(Supplied data Opens)
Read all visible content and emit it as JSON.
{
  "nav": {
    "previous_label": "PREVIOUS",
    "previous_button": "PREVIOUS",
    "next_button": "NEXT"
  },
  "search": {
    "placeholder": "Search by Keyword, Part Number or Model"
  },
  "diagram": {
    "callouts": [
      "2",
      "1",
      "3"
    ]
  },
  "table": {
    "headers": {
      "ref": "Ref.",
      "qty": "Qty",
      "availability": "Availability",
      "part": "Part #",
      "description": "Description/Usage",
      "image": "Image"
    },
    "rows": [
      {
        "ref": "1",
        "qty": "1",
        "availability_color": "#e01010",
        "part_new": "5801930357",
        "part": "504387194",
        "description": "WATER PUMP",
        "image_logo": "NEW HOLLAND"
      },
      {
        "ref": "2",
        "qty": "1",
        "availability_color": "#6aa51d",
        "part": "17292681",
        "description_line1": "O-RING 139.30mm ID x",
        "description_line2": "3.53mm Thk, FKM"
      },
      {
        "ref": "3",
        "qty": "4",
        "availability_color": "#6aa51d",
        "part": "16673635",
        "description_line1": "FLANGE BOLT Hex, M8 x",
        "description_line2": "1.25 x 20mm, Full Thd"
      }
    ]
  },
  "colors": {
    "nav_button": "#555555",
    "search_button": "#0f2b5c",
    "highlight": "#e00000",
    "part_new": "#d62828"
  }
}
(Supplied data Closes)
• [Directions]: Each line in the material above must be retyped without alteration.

• [Response]:
Read all visible content and emit it as JSON.
{
  "nav": {
    "previous_label": "PREVIOUS",
    "previous_button": "PREVIOUS",
    "next_button": "NEXT"
  },
  "search": {
    "placeholder": "Search by Keyword, Part Number or Model"
  },
  "diagram": {
    "callouts": [
      "2",
      "1",
      "3"
    ]
  },
  "table": {
    "headers": {
      "ref": "Ref.",
      "qty": "Qty",
      "availability": "Availability",
      "part": "Part #",
      "description": "Description/Usage",
      "image": "Image"
    },
    "rows": [
      {
        "ref": "1",
        "qty": "1",
        "availability_color": "#e01010",
        "part_new": "5801930357",
        "part": "504387194",
        "description": "WATER PUMP",
        "image_logo": "NEW HOLLAND"
      },
      {
        "ref": "2",
        "qty": "1",
        "availability_color": "#6aa51d",
        "part": "17292681",
        "description_line1": "O-RING 139.30mm ID x",
        "description_line2": "3.53mm Thk, FKM"
      },
      {
        "ref": "3",
        "qty": "4",
        "availability_color": "#6aa51d",
        "part": "16673635",
        "description_line1": "FLANGE BOLT Hex, M8 x",
        "description_line2": "1.25 x 20mm, Full Thd"
      }
    ]
  },
  "colors": {
    "nav_button": "#555555",
    "search_button": "#0f2b5c",
    "highlight": "#e00000",
    "part_new": "#d62828"
  }
}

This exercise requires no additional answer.